## [Work to be completed]
Scan the listing below for "comments", then report every line that has it.

________

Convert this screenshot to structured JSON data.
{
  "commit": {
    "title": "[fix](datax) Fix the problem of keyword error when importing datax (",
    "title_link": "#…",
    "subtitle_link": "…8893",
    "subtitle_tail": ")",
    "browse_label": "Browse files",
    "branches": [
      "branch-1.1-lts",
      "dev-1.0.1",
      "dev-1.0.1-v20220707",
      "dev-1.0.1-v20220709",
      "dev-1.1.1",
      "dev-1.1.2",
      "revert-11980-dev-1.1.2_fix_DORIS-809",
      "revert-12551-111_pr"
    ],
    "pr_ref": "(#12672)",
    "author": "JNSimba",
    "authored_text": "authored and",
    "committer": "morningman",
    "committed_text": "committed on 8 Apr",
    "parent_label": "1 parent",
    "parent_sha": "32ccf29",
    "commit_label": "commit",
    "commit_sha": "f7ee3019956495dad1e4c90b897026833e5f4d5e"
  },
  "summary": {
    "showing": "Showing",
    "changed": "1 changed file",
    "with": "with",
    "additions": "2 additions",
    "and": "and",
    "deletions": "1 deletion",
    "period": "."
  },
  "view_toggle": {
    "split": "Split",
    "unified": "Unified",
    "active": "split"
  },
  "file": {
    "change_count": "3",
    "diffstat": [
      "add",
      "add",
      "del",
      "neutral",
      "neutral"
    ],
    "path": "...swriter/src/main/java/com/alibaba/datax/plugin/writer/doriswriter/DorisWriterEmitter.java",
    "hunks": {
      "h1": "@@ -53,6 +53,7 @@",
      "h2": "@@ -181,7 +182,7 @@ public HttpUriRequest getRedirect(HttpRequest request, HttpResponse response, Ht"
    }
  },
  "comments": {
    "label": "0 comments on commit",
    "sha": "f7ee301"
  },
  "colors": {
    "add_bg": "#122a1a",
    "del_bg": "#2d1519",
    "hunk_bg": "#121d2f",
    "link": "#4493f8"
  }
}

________

## [Written answer]
  "comments": {
    "label": "0 comments on commit",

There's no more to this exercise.